The Director of Services with responsibility for housing, Simon Shevlin, told councillors that the council is currently in talks with a housing body.
“We have an approved housing body onside with us in relation to the convent itself. They have done an evaluation and assessed the whole site, and a plan in play which is a multi-million-euro project to develop apartments for older people in the convent site,” he explained.

Fallen into disrepair
Mr Shevlin said the project will be based on similar projects already delivered in Sligo, Westmeath and Limerick, and he is confident of support from the Department of Housing when it comes to funding.
“It is quite expensive, but there is a few areas we will cover here. It is not just a housing project. It is a dereliction project and a regeneration and heritage project. It is important that we support this all the way through and the department have supported us so far.
“We are putting in our submission in the next couple of weeks with the approved housing body. There will be some negotiations regarding a price but there has been a positive outcome so far,” he explained.

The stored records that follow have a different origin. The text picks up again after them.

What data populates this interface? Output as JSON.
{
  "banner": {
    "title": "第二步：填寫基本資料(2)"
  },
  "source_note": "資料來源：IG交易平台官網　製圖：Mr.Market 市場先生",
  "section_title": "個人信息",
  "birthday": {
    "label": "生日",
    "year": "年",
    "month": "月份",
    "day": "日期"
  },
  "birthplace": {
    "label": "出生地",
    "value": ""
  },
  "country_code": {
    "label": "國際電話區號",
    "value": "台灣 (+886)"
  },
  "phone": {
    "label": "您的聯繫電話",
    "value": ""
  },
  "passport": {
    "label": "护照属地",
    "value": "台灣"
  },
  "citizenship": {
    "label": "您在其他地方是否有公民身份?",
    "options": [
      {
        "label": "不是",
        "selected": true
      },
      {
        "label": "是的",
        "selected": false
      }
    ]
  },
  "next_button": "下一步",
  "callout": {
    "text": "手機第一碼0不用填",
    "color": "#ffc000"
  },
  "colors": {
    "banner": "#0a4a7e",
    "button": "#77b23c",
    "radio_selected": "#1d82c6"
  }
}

Mr Shevlin explained that the only affordable housing scheme available to the council is the Serviced Site Fund. Should the council be approved to apply for more funding in the future, Mr Shevlin said, it will apply to build 20 to 25 affordable houses on the convent site.
Currently in a state of disrepair, the site has attracted vandals and anti-social behaviour since the council bought it more than 12 years ago.
An older plan proposed by the council will see the old school on the grounds on Altamount Street converted into civic offices and the construction of a new library to the side of the building.
The land for the Convent of Mercy was given to the Mercy Order of nuns by Lord Sligo in 1842 and was their home until June 2008. It comprises the large convent building, as well the convent chapel and extensive gardens.

School woes
The old Scoil Phádraig building on Atlamount Street was not part of the council’s purchase but was later acquired by the Department of Education as the location for the new Holy Trinity NS.
Last December, it was revealed that the Department of Education had submitted proposals to locate the new Westport Educate Together National School on the same site. The proposal was opposed by the Holy Trinity Board of Management and a number of local councillors.
At last week’s special municipal district meeting, Cllr Christy Hyland said he was informed that the old Scoil Phádraig building has now become a den for drinking and drug taking, and he called on the Department of Education to give the go-ahead for the long-awaited Holy Trinity School.